Introduction to narrative :: Ruth :: Jonah

Hebrew narrative: Ruth and Jonah by Tim Bulkeley


 

Narration

All narrative has a narrator. A story has to be told to be a story, a story which is not told to us is not a narrative but a play, film or whatever. (The connection between narrative and narrator is so strong that some films and plays even have a narrator, despite the actors who perform the narrative!)

In studying narrators we need to distinguish three relationships to the story. 

    Authors

The first of these is the author, the real flesh and blood person who composes the words. Texts are often attached to their authors (and - but less often - to their readers): 

Biblical books are often anonymous, sometimes the reader suspects that they are pseudonymous, or the work of several people. Yet all texts have authors, for without them there is no text!

However we do not normally meet the author. The biblical authors are indeed long dead. What we in fact meet is the text the author has written. 

    Narrators

This text contains, sometimes explicitly, sometimes in a hidden way a character who tells the story, "someone" who recounts the events. This someone is the narrator.

In the Bible narrators are not usually explicit characters. Ezra and Nehemiah are exceptions with their autobiographical style. We will devote some attention below to the styles of narration used by biblical texts, and later in the course we shall study the narration of our two stories.

from:  http://www.kfki.hu/~arthp/html/d/duccio/buoninse/ maesta/predel_f/pre_f_m.html
DUCCIO di Buoninsegna (b. cca. 1255, Siena, d. 1319, Siena)
Hosea 1308-11 Tempera on wood, 42,5 x 16 cm
Museo dell' Opera del Duomo, Siena

Implied Authors

Even where the narrator is not a character in the story at all, nevertheless as we read we build up a picture of the author. This picture may be more or less like the real author. This "person" implied by the text and inferred by the reader is often called the implied author. 

This sounds difficult, but we recognise the notion of the implied author in everyday life. When applying for a job if the candidate does not "present themself well" they will not get the post. The "person" I present in my application is the "implied author"!

This implied author corresponds in some way to the real author. In a job application they usually correspond perfectly - at least in the facts presented! 

In fiction this may not be the case, but almost always there is a close resemblance between the real and implied authors of a work. This would be so even if the narrator were someone totally different.

As we have seen implied authors are the, conscious or unconscious, creations of authors. Yet not only of authors, for they come to "life" when the text becomes discourse. That is when it becomes communication in the relationship between text and reader. For it is, in some way, as we read that we build up our implied author. Of course this process is guided by a program built into the text by the author, and good readers are faithful to these programs.

Biblical Narrators

Biblical narrators are unobtrusive, seldom being characters in the story, seldom addressing their readers directly and seldom revealing the process of composition.

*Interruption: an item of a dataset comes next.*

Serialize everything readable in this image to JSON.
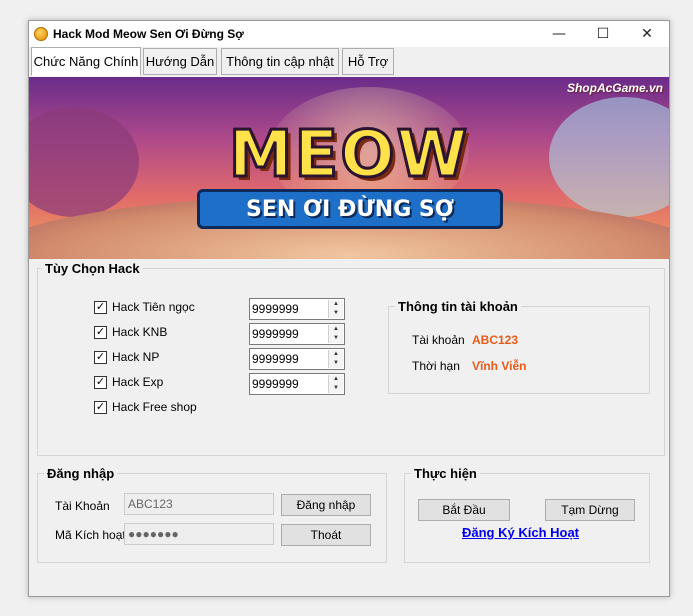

However asides to the reader are not uncommon. For example the use of the phrase "to this day" in Gen 35:19, such an attempt to bring things up to date is perhaps the most common form of narratorial presence on the surface of the text.

The use of the reverse reference e.g. the phrase "in those days" is a more discrete yet still clear way of marking off "their time" from "our time" (which is in fact the narrator's and no longer ours!).

Such asides may contain information which the narrator supplies to help the reader understand (the most well known example is probably 1 Sam 9:9) or remarks which invite the reader to share the narrator's judgment on the characters or events (2 Sam 8:15), though as we shall see such evaluation is more often expressed by a character. The aside need not "break the temporal frame" of the story, but could simply assist the reader with an explanation (Gen 13:7) or by sharing the narrator's omniscience about his characters (Jdgs 13:16).

Even an unobtrusive narrator provides such cues to his hearers/readers. One common way is by using an evaluative word or phrase (1 Sam 9:2 "handsome") or one whose emotional tone suggests the evaluation (Jdgs 8:33 "prostituted"). 

The narrator may also draw our attention to something which a character sees using the expression "behold" hinneh, though such narratorial direction is often obscured in modern translations (cf. 1 Kings 18:7 in NRSV "As Obadiah was on the way, Elijah met him; Obadiah recognized him..." with RSV "And as Obadiah was on the way, behold, Elijah met him; and Obadiah recognized him...").

You may well like to try a small exercise on narrators at this stage.

 


© Tim Bulkeley, 2008